>>>>>
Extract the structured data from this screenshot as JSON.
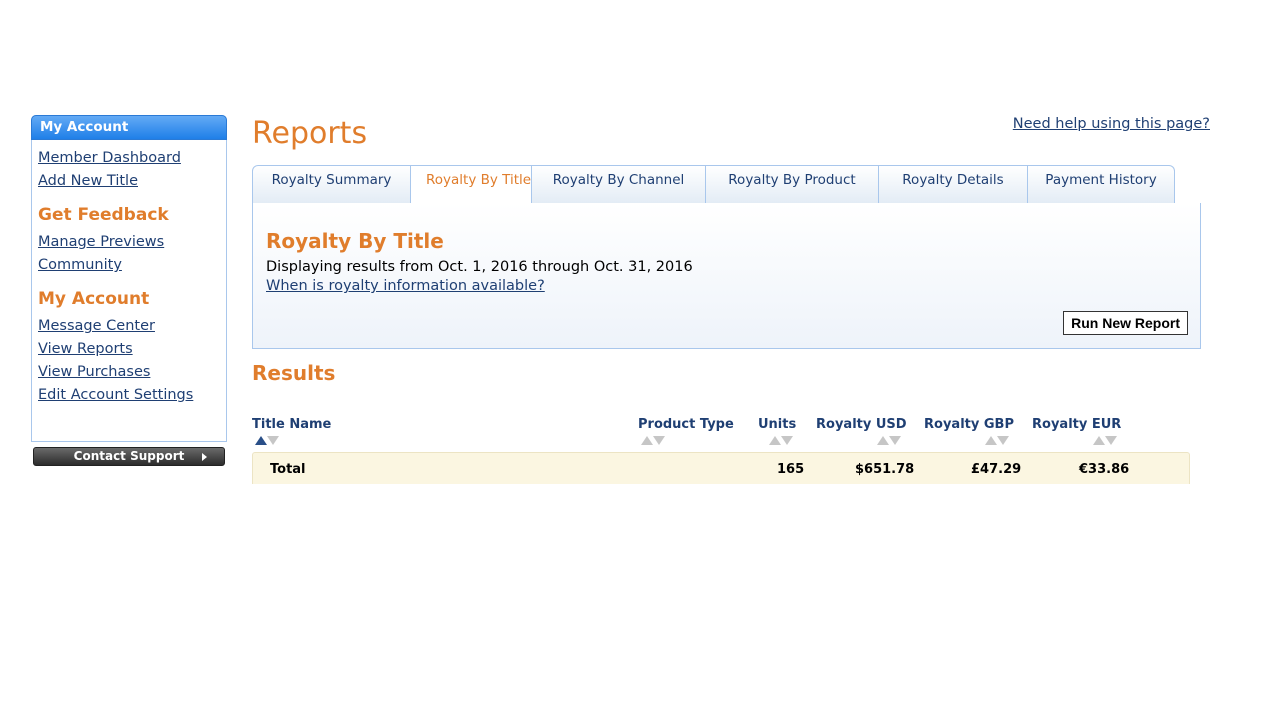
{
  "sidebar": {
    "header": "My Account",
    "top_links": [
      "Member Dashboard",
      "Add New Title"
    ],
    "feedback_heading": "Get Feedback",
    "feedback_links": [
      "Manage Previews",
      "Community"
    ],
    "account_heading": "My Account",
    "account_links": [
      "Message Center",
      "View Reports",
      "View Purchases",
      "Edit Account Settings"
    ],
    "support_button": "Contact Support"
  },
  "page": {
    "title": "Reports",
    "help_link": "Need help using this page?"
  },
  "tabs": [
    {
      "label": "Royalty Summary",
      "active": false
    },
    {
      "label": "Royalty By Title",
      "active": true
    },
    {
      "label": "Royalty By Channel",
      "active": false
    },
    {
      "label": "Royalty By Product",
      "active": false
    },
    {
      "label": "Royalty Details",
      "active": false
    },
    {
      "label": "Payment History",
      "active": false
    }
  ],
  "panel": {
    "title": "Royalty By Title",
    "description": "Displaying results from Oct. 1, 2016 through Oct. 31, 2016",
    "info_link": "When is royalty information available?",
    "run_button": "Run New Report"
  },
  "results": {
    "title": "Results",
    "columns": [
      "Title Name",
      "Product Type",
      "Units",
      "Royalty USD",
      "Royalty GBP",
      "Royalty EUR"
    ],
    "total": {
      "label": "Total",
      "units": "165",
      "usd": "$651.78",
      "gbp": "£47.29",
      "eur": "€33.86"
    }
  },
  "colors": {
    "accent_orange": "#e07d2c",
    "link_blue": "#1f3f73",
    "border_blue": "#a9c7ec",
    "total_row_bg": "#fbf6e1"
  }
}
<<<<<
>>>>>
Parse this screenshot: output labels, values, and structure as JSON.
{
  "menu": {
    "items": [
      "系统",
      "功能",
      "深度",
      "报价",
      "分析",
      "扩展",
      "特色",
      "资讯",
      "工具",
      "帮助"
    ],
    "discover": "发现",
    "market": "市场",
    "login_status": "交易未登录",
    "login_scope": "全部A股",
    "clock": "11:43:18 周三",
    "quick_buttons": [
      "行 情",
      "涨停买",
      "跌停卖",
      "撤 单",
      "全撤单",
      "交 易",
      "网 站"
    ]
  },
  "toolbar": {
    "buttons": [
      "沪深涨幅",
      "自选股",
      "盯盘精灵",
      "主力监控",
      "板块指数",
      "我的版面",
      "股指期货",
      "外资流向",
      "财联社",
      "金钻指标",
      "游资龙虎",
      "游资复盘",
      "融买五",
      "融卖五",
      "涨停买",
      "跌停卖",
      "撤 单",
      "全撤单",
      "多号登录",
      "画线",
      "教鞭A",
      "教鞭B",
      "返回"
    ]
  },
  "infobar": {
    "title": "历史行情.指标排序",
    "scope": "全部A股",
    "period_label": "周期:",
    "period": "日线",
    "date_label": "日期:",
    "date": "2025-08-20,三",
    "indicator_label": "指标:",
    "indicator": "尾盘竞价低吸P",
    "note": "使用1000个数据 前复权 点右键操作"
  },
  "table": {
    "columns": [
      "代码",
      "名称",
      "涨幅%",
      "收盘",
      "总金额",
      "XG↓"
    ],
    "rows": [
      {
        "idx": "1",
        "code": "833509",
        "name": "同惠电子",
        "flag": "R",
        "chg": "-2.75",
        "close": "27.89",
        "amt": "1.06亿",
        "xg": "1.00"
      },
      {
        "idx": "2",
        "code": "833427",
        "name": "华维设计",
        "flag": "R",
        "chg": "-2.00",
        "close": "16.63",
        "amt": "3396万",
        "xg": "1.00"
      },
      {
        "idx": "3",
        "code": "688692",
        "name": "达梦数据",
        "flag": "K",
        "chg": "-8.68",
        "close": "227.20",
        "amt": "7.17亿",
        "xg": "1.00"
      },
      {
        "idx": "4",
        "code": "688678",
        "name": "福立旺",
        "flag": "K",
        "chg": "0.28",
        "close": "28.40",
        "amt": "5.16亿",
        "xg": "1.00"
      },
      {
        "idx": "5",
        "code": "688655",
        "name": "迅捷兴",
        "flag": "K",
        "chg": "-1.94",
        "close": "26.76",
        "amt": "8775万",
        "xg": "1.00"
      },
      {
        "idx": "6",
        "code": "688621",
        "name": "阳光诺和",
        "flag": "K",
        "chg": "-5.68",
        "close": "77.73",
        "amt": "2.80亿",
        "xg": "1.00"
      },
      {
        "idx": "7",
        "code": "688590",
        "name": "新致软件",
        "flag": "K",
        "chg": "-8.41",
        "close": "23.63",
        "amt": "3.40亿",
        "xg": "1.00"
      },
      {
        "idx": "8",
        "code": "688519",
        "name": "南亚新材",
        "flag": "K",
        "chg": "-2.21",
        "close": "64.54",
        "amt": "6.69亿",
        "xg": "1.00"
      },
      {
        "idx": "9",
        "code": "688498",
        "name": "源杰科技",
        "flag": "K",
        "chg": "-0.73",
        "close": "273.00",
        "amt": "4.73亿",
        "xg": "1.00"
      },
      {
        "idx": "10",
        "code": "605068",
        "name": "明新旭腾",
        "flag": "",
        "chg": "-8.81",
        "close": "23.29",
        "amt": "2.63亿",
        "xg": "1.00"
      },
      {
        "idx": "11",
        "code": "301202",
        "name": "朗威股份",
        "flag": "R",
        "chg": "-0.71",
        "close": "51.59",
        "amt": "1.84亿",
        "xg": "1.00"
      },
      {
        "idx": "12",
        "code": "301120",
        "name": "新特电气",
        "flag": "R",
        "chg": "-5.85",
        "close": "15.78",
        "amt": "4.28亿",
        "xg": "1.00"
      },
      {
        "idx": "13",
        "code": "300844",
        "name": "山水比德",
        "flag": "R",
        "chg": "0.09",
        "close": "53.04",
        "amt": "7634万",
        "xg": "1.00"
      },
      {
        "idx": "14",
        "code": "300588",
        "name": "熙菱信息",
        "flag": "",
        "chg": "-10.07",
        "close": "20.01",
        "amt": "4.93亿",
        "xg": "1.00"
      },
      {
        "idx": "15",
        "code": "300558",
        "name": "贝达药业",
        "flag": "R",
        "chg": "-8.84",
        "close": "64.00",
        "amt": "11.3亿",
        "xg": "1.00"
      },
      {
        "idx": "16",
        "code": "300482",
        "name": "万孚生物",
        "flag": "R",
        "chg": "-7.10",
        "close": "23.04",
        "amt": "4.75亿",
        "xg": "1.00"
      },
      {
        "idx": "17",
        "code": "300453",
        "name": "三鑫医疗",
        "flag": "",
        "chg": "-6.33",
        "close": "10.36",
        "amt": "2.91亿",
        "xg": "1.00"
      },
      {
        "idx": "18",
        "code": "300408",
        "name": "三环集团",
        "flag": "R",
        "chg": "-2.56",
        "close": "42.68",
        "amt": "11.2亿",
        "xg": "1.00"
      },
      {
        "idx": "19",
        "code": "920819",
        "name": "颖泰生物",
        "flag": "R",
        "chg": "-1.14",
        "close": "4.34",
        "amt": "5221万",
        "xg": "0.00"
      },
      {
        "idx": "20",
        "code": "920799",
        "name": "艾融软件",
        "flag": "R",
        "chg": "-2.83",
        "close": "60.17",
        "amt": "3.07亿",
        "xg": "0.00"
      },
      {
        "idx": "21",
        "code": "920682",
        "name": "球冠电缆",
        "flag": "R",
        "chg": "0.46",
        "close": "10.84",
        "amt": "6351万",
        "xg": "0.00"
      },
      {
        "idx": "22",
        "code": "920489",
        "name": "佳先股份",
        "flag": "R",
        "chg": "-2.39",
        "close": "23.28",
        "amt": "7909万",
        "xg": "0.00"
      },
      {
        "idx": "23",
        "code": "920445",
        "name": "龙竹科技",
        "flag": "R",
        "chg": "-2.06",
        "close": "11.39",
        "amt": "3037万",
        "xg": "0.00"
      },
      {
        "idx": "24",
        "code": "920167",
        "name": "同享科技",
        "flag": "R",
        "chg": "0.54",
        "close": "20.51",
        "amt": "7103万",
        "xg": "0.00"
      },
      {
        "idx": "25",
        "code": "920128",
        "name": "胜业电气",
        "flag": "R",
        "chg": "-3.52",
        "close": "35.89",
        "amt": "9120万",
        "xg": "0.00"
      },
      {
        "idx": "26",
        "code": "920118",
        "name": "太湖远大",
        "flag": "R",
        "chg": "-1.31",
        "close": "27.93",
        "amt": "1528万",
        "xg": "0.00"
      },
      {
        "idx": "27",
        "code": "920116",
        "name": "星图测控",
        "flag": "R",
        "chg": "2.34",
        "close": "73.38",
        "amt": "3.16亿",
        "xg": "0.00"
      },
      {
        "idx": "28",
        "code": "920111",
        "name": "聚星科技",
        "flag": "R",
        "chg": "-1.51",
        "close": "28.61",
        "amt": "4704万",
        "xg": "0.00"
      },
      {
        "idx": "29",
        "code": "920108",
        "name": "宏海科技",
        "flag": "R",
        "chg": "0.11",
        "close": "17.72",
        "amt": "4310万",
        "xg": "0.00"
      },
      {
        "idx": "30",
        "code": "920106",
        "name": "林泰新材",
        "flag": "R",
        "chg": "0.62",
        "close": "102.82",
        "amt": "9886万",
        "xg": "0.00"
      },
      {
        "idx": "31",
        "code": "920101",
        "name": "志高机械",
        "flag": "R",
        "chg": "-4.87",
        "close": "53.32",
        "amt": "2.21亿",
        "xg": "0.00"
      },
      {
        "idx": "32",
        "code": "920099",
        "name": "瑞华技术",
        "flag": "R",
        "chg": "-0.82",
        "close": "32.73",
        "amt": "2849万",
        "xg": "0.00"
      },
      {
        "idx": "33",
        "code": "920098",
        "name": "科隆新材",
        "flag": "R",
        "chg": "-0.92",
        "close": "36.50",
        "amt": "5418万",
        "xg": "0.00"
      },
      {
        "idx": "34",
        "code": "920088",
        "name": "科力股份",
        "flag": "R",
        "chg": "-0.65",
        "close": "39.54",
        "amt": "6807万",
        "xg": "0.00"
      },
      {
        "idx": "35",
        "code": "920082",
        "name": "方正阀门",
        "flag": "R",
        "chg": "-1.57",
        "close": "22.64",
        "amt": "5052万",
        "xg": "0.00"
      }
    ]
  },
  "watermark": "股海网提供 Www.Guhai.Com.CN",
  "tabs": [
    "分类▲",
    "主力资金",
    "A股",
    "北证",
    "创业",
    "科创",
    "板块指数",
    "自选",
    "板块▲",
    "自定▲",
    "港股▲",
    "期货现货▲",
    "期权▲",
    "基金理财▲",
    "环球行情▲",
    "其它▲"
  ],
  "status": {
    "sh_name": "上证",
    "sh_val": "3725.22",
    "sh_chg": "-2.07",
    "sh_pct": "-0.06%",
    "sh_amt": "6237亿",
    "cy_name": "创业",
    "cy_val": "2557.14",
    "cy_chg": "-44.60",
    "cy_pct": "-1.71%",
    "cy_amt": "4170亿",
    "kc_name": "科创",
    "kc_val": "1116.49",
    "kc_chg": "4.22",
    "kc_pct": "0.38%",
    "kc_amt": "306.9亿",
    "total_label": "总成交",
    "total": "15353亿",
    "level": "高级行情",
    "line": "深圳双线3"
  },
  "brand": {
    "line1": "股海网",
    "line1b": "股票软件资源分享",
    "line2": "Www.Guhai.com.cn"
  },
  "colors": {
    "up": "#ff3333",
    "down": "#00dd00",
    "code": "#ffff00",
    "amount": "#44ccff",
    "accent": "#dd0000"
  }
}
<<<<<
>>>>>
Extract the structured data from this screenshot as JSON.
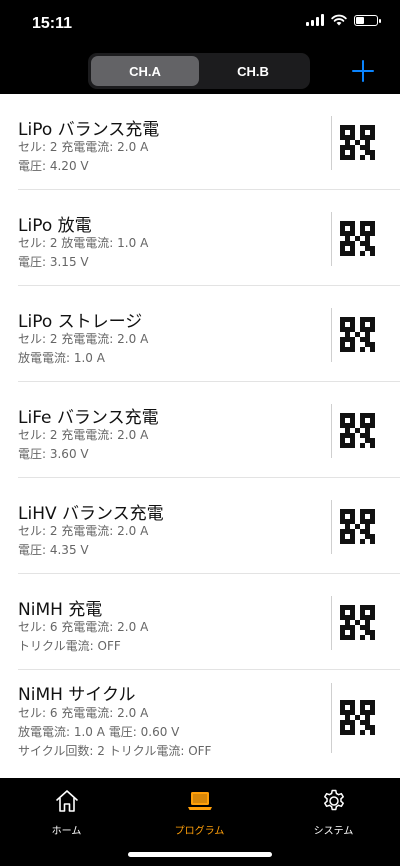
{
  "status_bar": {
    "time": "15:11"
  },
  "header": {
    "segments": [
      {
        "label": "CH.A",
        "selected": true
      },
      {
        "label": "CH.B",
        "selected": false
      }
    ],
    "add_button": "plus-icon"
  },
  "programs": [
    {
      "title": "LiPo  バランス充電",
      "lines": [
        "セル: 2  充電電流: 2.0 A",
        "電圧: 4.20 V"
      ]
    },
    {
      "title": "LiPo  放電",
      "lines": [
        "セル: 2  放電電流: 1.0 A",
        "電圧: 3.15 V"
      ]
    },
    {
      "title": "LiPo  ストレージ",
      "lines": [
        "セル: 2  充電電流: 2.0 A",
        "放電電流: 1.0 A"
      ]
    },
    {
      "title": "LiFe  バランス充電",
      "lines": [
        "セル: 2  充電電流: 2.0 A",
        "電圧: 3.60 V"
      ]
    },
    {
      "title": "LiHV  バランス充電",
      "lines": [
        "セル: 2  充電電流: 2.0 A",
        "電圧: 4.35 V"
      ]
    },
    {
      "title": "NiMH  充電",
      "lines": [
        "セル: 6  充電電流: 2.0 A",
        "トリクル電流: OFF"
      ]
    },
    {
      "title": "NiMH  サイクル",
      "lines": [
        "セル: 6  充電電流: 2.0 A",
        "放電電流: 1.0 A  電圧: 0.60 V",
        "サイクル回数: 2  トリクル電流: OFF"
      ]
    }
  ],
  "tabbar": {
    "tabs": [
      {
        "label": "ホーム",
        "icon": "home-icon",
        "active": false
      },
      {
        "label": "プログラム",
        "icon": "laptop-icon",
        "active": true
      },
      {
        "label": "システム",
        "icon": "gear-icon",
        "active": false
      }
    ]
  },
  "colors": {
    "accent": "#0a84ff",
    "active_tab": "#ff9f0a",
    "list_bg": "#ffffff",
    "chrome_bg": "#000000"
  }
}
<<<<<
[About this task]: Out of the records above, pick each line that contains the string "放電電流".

[Answer space]:
        "セル: 2  放電電流: 1.0 A",
        "放電電流: 1.0 A"
        "放電電流: 1.0 A  電圧: 0.60 V",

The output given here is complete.